Many treatments fall under the umbrella of Complementary and Alternative Medicine or CAM. Some of the most commonly used CAM therapies include: Acupuncture Chiropractic Food counseling Herbalism Massa...
The subject of walking vs. running is a big question among the older generation of people. Many are unable to run but not sure if they are getting the same results by walking. So how fast do you have to walk then? Regina Boyle Wheeler from the HealthDay Reporter has written an article on what to consider when making a cardio choice.
Both walking and running are popular ways in which we can get a great cardio workout. The question is whether a brisk walk is as good an exercise as that sweaty, vigorous run?
The American Heart Association researchers find that walking is just as good as running when it comes to lowering your risk for heart disease. Some 48,000 runners and walkers, mainly in their 40’s and 50’s, had their health analyzed by the researchers. It was found that mile for mile, brisk walking lowers the risk for diabetes, high cholesterol and high blood pressure just as much as running does.
The difference between the two is that you have to spend more time walking than you do running to get the same health benefits simply because it takes longer to walk than to run the same distance. Therefore by walking a 15-minute jog it will burn about the same number of calories as a half-hour brisk walk.

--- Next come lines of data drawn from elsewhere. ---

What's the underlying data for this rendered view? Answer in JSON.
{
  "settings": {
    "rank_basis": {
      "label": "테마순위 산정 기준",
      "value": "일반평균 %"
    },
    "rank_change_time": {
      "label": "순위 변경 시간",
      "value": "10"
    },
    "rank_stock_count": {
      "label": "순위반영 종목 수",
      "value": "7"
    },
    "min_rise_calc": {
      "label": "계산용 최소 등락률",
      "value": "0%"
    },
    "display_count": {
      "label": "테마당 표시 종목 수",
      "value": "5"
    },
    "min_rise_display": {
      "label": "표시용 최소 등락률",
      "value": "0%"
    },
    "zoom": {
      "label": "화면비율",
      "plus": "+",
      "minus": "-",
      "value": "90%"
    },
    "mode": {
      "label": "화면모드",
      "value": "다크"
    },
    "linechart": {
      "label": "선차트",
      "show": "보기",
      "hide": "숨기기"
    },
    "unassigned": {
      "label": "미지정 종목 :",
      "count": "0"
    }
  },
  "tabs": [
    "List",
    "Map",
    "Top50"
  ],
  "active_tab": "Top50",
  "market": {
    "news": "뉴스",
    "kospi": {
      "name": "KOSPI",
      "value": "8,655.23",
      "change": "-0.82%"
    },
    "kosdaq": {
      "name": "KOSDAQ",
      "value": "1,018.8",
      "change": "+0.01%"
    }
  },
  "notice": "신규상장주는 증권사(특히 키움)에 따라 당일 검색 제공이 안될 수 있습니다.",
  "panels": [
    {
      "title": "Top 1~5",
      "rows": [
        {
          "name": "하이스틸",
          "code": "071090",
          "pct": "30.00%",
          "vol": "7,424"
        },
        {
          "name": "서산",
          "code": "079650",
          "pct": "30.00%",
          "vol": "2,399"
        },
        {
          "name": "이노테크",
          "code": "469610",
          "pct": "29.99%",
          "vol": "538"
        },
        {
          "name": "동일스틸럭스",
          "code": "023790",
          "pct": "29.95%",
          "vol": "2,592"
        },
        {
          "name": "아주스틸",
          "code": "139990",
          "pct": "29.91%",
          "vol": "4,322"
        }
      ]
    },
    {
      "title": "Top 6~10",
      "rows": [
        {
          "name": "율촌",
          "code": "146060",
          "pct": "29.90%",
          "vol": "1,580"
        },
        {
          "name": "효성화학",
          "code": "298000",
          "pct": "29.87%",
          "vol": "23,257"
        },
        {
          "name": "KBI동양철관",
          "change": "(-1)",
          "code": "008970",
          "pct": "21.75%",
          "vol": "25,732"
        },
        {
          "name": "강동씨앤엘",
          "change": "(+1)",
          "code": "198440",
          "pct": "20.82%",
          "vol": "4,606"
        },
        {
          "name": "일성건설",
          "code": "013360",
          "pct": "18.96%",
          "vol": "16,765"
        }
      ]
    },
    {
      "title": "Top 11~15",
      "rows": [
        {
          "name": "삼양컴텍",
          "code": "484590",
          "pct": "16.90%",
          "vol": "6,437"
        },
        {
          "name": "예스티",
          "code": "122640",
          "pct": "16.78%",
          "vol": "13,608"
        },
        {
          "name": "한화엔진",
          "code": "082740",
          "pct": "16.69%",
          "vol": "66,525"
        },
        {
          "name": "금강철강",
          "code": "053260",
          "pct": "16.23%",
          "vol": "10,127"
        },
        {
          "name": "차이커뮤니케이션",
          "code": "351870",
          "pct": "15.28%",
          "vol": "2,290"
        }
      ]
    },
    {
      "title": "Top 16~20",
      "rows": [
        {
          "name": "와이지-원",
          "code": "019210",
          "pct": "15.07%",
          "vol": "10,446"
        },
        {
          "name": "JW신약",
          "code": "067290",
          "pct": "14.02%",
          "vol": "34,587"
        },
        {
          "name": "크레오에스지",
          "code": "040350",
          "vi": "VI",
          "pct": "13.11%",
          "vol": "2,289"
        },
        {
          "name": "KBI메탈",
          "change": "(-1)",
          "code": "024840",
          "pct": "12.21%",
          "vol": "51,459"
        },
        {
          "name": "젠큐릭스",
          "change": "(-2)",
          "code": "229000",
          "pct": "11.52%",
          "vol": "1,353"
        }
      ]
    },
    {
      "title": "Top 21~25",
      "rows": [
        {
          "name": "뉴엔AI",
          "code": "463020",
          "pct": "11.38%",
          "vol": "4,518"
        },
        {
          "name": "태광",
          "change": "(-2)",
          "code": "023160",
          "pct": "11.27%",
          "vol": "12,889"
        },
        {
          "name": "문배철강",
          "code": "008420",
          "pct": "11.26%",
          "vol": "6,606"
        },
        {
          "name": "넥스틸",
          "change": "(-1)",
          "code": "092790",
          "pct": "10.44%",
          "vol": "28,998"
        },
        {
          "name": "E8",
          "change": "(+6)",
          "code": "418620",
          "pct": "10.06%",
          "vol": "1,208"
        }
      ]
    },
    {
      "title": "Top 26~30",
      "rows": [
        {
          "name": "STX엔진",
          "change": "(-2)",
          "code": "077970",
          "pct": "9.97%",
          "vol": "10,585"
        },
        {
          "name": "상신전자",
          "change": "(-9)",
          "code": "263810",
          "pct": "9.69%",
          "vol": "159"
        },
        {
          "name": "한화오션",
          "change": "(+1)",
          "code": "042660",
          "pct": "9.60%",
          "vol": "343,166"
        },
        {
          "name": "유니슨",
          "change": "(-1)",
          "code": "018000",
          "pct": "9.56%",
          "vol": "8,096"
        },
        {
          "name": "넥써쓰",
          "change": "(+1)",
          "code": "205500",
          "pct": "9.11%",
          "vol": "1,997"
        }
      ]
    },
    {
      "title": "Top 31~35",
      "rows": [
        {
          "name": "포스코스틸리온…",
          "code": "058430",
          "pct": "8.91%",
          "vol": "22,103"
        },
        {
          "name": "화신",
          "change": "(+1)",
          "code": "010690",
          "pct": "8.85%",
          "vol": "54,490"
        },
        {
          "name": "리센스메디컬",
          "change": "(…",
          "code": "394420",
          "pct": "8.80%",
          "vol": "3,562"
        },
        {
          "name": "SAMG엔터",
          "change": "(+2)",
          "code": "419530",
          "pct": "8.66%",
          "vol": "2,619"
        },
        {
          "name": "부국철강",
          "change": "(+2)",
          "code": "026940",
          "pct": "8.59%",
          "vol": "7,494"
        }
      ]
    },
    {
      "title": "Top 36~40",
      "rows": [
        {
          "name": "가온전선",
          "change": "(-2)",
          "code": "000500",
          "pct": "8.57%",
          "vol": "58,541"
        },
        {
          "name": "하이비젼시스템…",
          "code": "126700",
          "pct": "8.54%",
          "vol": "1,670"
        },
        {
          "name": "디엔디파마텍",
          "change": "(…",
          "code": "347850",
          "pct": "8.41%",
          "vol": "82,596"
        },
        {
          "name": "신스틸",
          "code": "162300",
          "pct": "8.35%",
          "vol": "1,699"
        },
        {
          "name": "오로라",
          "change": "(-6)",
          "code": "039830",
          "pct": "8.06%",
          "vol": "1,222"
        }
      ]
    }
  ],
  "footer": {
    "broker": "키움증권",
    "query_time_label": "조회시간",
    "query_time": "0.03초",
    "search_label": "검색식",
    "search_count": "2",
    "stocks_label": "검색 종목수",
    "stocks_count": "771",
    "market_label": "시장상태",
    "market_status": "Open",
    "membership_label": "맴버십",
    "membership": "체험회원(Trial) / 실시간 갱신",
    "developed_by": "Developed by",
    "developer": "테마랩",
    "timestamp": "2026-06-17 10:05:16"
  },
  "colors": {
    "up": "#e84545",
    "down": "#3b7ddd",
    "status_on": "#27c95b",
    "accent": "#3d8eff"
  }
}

However, remember that the chance of being injured is greater in runners because this puts more stress on the body and particularly, the joints.
Before you step up the pace to running, be sure to check first with your doctor, especially if you have arthritis, heart disease or other health conditions. Keep in mind that you don’t have to stick to either walking or running, so keep motivated by mixing it up. Add those short sprints to your walking routine to give you a bigger calorie-burning boost for your efforts. For those who have difficulty with fast walking, just do your best so long as you walk routinely. After all, once over that 70 mark we all seem to slow our walk down and can’t quite keep up with that younger generation! Don’t kill yourself doing it!
Dr Fredda Branyon